No. No. Every year thousands of home buyers use USDA support. The program is becoming ever more popular. Below is a map of how many loans the State funded in 2015.
Is USDA offering a streamline refinancing program?
Hey. The borrower is currently expected to have a USDA loan to qualify, and must stay in the house. The new loan, just like purchase loans, is subject to the standard funding fee and annual fee. Borrowers must qualify using current income, but may qualify with higher ratios than generally accepted if the payment drops and their current mortgage payments have been made on time.
Unless the new funding cost is not paid into the loan, a new appraisal will not be needed of the lender.
May I use a USDA mortgage to buy a new build home?
Hey. In reality, a new home will meet much more easily the minimum USDA requirements than an existing home would. Many residential projects in USDA-eligible areas are on the rise making this loan a perfect option for new homes.
Will USDA need good care of the property?
Generally speaking yeah. In the assessment report, the assessor must state whether or not the property complies with minimum criteria, which are the same property requirements required for an FHA loan. Make sure your lender selects an FHA-approved assessor who will be able to verify that the property meets FHA standards.
Can I purchase a USDA loaned condo or townhome?
Yes, the lender must however warrant that the condo or townhome meets the requirements of FHA, Fannie Mae, Freddie Mac or VA. By certifying that a condo project meets these requirements, the lender assumes a lot of responsibility, so they may not be willing to approve a USDA loan for a condo or townhouse.
Could I use a USDA loan to purchase a manufactured home?
Generally, USDA only requires consumers to purchase new manufactured homes. Although pre-existing manufactured homes are usually not permitted, if the current owner has a USDA home loan on the house, they may be appropriate. Ask for this information from your real estate agent.
New manufactured homes must meet certain levels of thermal efficiency and be permanently anchored to a base. It must also have a minimum 400 square foot living space. A buyer interested in a manufactured / mobile home should test if the home is suitable for USDA with their real estate agent and lender.

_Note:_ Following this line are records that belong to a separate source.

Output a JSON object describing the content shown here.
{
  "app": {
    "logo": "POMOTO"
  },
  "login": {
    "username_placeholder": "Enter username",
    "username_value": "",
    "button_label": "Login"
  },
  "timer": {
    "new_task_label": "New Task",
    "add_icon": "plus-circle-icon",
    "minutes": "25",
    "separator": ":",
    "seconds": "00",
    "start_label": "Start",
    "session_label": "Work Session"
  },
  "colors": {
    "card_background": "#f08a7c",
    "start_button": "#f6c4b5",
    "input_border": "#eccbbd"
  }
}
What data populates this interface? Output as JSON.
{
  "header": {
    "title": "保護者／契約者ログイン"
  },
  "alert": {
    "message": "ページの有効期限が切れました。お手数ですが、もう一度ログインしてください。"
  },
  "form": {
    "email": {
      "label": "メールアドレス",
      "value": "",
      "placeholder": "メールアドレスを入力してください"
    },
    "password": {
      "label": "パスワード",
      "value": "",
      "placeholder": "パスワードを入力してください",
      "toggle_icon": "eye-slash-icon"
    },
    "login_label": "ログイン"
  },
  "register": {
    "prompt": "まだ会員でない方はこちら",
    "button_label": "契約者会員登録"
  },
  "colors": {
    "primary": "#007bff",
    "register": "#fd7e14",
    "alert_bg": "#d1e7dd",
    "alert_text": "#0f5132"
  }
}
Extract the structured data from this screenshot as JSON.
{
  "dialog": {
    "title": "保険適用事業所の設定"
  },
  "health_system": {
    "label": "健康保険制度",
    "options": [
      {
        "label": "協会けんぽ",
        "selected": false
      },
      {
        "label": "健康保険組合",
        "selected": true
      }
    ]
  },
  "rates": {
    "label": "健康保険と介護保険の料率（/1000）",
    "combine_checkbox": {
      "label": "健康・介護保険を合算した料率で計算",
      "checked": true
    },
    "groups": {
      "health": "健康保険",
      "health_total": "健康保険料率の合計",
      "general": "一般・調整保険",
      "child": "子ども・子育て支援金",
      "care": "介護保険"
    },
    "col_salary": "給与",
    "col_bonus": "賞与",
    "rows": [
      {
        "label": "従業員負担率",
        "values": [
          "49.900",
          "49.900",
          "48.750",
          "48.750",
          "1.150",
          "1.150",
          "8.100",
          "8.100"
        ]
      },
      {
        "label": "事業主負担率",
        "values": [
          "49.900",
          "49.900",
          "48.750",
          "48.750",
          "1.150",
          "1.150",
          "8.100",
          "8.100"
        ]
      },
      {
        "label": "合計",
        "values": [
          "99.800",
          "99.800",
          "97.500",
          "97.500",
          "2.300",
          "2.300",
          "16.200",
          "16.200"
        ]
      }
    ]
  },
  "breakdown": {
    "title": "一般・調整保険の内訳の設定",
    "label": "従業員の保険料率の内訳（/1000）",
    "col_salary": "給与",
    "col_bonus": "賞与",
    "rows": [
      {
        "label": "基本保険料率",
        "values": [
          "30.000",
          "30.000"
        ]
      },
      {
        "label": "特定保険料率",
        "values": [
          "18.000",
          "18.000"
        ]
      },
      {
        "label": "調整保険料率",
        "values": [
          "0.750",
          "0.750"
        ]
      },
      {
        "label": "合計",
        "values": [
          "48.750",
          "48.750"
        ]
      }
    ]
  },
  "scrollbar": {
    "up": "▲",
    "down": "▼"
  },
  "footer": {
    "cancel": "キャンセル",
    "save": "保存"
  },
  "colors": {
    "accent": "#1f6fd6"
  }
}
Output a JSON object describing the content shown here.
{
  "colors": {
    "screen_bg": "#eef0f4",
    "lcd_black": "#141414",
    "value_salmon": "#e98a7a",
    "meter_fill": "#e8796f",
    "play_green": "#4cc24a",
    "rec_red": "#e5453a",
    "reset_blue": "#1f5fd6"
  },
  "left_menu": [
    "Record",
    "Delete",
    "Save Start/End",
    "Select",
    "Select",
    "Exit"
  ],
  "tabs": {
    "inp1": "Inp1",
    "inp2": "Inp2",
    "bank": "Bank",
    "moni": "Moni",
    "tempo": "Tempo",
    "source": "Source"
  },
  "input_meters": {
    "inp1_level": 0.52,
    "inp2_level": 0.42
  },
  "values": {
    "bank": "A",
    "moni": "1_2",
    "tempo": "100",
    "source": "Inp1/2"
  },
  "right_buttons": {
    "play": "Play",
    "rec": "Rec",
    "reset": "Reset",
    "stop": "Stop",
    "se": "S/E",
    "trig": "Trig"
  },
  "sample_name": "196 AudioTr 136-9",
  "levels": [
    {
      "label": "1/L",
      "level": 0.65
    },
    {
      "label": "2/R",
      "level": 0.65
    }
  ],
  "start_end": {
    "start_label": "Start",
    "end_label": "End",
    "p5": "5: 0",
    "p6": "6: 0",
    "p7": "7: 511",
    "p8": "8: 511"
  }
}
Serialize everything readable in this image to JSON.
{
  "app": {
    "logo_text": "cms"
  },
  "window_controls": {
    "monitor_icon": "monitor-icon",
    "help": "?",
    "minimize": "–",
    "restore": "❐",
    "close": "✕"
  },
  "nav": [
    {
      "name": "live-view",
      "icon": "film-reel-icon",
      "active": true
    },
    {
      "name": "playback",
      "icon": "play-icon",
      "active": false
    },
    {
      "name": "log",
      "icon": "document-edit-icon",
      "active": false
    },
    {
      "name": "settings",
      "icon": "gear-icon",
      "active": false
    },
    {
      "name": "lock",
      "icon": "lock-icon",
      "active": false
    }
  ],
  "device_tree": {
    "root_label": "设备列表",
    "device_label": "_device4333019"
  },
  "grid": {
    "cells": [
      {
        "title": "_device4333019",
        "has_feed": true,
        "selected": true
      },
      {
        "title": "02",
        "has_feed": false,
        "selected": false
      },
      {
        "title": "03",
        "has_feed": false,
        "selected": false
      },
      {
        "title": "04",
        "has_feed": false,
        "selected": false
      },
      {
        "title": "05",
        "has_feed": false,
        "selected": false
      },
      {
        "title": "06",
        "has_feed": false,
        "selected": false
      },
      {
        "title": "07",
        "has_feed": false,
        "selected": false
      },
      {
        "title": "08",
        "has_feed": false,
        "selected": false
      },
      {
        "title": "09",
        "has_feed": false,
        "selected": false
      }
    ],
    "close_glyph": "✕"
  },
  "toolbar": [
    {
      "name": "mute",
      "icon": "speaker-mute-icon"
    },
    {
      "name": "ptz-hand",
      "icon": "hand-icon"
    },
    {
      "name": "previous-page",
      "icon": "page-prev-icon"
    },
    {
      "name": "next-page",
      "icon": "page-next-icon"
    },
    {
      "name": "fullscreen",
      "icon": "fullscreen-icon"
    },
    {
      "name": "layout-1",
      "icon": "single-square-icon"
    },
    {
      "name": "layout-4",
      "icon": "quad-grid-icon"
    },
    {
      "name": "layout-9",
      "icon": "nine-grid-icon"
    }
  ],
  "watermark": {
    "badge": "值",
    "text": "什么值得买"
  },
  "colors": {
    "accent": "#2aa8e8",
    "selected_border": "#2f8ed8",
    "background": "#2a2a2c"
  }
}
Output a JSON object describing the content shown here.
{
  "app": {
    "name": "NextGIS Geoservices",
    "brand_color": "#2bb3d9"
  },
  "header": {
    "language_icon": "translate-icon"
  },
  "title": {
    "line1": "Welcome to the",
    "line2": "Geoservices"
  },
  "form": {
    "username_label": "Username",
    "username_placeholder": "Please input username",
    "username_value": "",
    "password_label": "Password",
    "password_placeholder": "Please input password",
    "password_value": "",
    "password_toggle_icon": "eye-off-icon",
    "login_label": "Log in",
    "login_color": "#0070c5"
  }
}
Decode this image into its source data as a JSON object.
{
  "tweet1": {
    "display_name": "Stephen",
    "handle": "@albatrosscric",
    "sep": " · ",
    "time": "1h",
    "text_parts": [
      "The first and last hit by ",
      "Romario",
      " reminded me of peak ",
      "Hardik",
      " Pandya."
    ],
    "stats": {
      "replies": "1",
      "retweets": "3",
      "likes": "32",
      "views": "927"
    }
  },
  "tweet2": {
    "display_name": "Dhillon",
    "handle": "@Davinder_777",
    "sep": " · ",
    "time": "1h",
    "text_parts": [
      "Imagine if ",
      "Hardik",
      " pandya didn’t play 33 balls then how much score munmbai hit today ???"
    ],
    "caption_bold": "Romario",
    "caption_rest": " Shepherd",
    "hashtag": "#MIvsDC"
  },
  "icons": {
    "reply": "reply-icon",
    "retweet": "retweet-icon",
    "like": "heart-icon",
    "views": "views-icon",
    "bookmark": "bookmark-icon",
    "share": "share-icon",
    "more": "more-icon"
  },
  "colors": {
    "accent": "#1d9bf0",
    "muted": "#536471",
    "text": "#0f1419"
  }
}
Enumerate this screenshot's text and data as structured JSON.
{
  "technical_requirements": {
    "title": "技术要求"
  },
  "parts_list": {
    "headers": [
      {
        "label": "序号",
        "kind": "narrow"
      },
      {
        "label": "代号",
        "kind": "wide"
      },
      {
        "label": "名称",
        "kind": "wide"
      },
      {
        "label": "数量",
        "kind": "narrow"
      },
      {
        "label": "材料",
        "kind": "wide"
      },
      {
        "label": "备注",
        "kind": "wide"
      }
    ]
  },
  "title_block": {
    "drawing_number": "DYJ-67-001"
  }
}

Are USDA home loans just for homebuyers in the first place?
No. No. Buyers who purchased earlier will use the USDA system. Typically, though, lenders have to sell their current home or show it’s either too far from their job or else it’s no longer suitable.
Does USDA authorize gifts to help close costs?
Hey. Gifts may be accepted whether they come from a parent, a charitable group, a government agency or a nonprofit organization. For certain cases a friend’s gift may be used if evidence of the friendship can be identified prior to the loan transaction. Applicants receiving a gift would have to fill out the gift letter form for USDA. The form can be downloaded here.
What is the allowable minimum credit score for a USDA loan?
USDA awards the highest rate of approval to those with a ranking of 660 and above. USDA set a minimum score for the program at 640 on December 1, 2014. It was not a major change because most borrowers already had their own minimum score set at the same stage.
I don’t have the cash. May I get a loan from USDA?
Borrowers who have never used the traditional credit can qualify for a loan from the USDA. It will need at least 4 non-traditional sources, such as
- The history of renting
- Records of utility payments
- Payments insurance
Could I finance my financing fee even though my LTV is higher than 100%?
The support fee is not regarded by USDA as part of its loan-to – value (LTV). In fact, therefore, USDA makes an LTV of just over 101%.
Why is the USDA home loan system not used by any buyer?
Many homebuyers may want a USDA loan, but the places they search for might not be USDA-eligible. Larger metropolitan and surrounding areas are not registered, as the system is designed to encourage rural development. But a large number of developed suburban areas still qualify.
Click here for USDA
USDA home loan rates are small and offers are now available for free. Check your eligibility for this program and find out about areas near you which are eligible for USDA. To get started, fill in a short online request form.